In a 2009 conversation with Amy Goodman on Democracy NOW, Susan Gallymore, speaking of her son's experience in Iraq, shares,

"I feel like we, the people, don't understand what's going on in these wars. We don't understand who the people are that we are fighting. We don't understand who the Iraqis are. We don't understand who the Afghan people are.

And we, the mothers of this country, need to learn. So, what I would like to say to mothers this Mother's Day is, instead of going out for brunch, say to your family, "Let's stay home and learn who these people are. Let's learn what these wars are about. Let's learn why, for example, someone like Anwar Jawad would have her whole family slaughtered on the streets by people, our troops, our troops. So let's learn. Let's learn who the Afghan people are."

Why did we just have 150 civilians killed in Afghanistan? They called it a random shooting incident in Baghdad when people were killed in the street. What do they call it when we bomb people in Afghanistan, civilians, women, and children? We need to understand this. And I want the mothers of the United States to understand that we can stay home instead of go out for brunch and learn about this. And we can learn why our children in the military want to get out of there so desperately." (

Gallymore's questions and her plea for educating ourselves about other humans is thee plea of this century. It mirrors Howe's plea for a general congress of women to gather, "In the name of womanhood and of humanity, I earnestly ask that a general congress of women without limit of nationality may be appointed and held at some place deemed most convenient and at the earliest period consistent with its objects, to promote the alliance of the different nationalities, the amicable settlement of international questions, the great and general interests of peace."

Who benefits from an "us vs them" story? Only those who are benefiting from war. And as we know, war is a story of profit more than it is a story of differences. When? When will the mothers gather together to collectively stand on the ground of our beloved and sacred Mother Earth, in partnership with her, and claim our safety beside hers? The safety of all! When will we utilize our motherly strength and our motherly grace to end these wars? To end the destruction of our sons' bodies, minds, and souls? Because that is really what is at stake here… the well-being of our very souls. This is a plea to remember the sacredness of humanity. All humanity. To put aside forever the narrative of a dominate-based world and to deeply- in your cells- remember that we are all God's children. All. That means all.

So I also ask you… leave the flowers and the brunch… and take my hand in yours. So that we may know each other as God knows us. Look into each other to see, in-to-me-see, intimacy.
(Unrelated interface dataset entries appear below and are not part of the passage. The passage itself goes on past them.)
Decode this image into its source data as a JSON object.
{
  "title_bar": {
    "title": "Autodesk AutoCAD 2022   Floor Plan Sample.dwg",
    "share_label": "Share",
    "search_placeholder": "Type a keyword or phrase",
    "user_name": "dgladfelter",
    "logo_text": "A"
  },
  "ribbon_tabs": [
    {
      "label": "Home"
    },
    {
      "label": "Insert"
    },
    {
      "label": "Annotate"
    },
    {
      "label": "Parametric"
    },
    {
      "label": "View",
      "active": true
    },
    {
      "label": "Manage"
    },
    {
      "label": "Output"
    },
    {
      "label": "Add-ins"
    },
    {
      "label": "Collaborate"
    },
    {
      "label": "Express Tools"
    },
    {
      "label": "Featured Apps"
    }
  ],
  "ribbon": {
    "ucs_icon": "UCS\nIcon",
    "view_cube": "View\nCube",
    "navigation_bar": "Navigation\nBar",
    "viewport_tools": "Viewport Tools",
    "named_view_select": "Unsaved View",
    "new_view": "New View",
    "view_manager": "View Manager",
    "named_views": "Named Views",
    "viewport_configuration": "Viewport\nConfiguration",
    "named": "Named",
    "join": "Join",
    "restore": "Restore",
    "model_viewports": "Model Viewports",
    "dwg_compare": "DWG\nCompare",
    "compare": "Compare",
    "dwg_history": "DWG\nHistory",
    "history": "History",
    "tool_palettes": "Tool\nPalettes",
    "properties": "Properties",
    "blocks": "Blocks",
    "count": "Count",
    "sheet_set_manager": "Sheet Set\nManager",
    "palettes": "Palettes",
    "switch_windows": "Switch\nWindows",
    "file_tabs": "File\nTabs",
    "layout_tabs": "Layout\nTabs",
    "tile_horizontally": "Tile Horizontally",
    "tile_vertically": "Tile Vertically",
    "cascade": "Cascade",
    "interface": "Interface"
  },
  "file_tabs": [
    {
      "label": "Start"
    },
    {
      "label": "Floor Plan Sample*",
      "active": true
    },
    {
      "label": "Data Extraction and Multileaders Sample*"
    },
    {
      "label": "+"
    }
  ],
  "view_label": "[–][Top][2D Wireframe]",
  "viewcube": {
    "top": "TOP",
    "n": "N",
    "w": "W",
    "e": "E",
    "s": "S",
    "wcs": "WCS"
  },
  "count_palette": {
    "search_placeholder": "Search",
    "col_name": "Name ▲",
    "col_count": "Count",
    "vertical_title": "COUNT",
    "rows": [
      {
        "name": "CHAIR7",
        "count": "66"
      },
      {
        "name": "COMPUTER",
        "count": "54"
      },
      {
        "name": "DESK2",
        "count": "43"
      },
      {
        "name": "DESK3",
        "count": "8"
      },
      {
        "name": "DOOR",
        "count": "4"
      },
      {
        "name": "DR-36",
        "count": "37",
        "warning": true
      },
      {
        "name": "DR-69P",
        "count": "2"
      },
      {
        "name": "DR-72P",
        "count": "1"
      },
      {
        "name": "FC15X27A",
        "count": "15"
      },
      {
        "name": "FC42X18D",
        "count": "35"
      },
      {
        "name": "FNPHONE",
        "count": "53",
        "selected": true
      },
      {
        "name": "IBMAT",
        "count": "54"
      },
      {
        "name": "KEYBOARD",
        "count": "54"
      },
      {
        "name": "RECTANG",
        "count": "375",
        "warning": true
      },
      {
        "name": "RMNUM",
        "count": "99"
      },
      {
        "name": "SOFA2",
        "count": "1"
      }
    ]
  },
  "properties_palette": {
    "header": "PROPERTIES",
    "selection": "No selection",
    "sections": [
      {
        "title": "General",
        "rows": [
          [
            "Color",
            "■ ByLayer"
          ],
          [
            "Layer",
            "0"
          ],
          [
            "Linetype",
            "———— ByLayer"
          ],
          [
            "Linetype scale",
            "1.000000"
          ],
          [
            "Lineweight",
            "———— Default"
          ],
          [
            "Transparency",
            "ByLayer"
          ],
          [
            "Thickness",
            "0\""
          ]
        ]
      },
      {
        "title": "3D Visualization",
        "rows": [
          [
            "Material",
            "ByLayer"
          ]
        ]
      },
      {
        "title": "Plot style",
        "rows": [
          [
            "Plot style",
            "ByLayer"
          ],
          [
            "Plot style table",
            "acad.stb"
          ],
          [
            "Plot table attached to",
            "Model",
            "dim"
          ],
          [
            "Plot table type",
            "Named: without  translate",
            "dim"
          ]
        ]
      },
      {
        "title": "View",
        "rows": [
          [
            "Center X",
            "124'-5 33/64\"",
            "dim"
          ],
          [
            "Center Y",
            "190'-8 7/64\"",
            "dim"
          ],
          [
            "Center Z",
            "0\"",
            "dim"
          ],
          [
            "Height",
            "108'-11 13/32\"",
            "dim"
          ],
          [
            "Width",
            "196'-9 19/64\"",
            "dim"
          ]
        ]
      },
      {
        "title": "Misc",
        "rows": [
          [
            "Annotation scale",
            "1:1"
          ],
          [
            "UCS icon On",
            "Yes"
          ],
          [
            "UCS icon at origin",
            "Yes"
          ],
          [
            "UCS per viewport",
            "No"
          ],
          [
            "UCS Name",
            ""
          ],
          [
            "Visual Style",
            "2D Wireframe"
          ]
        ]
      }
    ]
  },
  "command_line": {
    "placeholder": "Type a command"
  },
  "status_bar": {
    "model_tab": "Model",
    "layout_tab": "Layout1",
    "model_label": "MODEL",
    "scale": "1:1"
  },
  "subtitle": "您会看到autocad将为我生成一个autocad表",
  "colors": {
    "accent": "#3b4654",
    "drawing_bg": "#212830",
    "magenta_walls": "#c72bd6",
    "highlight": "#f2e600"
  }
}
Might you find a part of your own heart? This Mother's Day, let us look into this world with the eyes of truth. Let us come correct in our violence toward each other. Let us remember and remind each other of our inherent worth and dignity, our imperative sacredness, and protect that which is most valuable: LIFE.

You can find a rendition of Julia Ward Howe's original essay here and a video rendition here.